Mary fades from history at this point and didn't play any further role in the Salem witch trials.  However, some writers have suggested that her witch cake was the incident that really kicked off the witch craze. They speculate that Betty and Abigail might have stopped their odd behavior if Mary hadn't asked Tituba and John to bake the witch cake.

That's something we can never know, but we do know that things didn't go too well for Tituba and her husband. Tituba was one of the first people accused of witchcraft by the afflicted girls, and John was accused soon after. Neither was executed, and they survived the trials the same way most others did - by accusing even more people of witchcraft.

When I was a child I learned that Tituba was the person who started the witch craze by telling Betty and Abigail stories of voodoo and black magic. But as I've since learned, this idea was started by historians in the 19th century who wondered why nice rational white people would do something as crazy as hunt witches. Clearly, they thought, the idea of witchcraft must have been introduced into Salem by Tituba, who they imagined to be an irrational black woman. It couldn't have been someone a nice white lady like Mary Sibley.

More recently,  historians have learned that Tituba has been misrepresented. The only act of magic she ever performed was to bake the witch cake, and she executed this piece of traditional English magic at the bidding of Mary Sibley. There was no voodoo involved at all.

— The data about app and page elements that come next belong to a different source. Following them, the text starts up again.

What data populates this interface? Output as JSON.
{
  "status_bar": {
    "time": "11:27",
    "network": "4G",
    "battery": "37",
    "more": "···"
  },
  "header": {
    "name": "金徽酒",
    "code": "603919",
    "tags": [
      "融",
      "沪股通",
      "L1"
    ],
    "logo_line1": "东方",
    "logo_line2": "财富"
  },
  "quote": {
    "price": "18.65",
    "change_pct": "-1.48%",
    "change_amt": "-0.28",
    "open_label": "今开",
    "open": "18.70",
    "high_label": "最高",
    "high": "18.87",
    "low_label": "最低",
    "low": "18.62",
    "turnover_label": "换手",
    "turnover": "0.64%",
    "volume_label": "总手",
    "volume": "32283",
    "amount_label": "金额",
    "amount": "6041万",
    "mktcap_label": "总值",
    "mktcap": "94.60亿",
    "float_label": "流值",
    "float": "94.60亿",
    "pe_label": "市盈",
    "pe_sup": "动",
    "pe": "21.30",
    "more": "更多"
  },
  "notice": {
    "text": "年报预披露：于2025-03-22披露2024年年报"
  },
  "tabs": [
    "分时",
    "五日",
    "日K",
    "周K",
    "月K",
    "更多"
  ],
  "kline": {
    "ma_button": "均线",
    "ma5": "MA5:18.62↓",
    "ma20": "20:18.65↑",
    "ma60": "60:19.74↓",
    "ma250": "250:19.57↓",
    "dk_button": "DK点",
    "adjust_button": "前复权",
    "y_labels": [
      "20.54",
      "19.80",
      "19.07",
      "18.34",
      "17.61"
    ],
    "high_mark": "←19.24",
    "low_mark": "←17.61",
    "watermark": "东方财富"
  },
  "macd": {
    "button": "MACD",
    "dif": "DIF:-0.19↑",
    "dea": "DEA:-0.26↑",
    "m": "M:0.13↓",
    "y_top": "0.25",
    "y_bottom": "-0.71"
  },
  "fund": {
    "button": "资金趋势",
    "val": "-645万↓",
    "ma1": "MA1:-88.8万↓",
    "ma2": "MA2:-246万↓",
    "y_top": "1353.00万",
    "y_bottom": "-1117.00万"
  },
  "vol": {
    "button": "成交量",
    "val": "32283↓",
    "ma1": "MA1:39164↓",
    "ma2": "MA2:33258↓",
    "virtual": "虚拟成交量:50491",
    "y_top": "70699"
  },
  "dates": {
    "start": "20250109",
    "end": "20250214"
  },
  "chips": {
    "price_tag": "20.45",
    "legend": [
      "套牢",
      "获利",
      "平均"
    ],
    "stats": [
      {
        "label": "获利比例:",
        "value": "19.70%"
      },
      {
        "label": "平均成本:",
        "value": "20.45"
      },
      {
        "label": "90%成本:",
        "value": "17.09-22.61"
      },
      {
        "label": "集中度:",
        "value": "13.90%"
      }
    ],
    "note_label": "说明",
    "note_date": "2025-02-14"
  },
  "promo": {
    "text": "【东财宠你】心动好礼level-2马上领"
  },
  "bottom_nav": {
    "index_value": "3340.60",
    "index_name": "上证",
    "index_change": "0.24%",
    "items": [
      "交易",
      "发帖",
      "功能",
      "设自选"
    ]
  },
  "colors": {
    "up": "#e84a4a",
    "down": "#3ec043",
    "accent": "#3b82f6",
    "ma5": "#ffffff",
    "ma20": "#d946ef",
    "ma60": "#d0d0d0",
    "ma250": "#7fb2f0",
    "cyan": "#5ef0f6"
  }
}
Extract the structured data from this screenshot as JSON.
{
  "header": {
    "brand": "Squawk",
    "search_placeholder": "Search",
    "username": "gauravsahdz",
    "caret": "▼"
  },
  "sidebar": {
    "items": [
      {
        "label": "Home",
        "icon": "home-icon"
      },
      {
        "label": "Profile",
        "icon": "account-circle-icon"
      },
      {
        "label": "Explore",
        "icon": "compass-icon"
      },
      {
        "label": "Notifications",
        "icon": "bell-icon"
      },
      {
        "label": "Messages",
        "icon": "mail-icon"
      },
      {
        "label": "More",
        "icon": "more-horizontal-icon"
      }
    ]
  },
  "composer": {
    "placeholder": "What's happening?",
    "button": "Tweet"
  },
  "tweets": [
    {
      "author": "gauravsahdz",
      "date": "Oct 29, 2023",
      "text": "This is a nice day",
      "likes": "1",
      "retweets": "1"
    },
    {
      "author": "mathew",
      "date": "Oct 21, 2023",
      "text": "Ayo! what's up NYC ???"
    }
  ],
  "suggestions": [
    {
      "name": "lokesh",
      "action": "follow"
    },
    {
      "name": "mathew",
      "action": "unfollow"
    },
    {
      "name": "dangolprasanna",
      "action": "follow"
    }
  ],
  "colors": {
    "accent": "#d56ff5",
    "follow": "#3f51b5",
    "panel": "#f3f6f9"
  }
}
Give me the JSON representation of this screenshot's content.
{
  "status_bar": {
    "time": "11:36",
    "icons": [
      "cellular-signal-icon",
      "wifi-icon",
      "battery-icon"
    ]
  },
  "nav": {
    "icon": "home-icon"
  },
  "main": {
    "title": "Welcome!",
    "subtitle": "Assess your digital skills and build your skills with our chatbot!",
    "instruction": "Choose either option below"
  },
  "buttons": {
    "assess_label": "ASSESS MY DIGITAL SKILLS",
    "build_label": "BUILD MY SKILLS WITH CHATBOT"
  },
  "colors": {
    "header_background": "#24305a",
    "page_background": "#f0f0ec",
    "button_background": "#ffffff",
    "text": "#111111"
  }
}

It also seems likely that she was not black, but was an Arawak Indian from the Caribbean. It had been assumed that her last name was Indian, but the word "Indian" may actually just have been a descriptor. Not Tituba India, bur rather Tituba, Indian.

We've also learned that no race or ethnic group - white, black, Arawak, etc. - is more rational or irrational than any other. Well, I hope we've learned that. But I think that's important to keep in mind if you watch Salem. Rationally, we all know there weren't any witches in Salem. We know Mary Sibley wasn't a witch, that Tituba was framed, and that she probably wasn't black.

But somehow, irrationally we're still entertained by a show where the Salem witches are real, Tituba is a manipulative evil black Jamaican woman, and Mary Sibley suckles her familiar with blood from her thigh. So as you watch Salem, and maybe even enjoy its trashy supernatural melodrama, remember what you're seeing is not true.

And when you shut off the TV just remember: there were no real witches in Salem.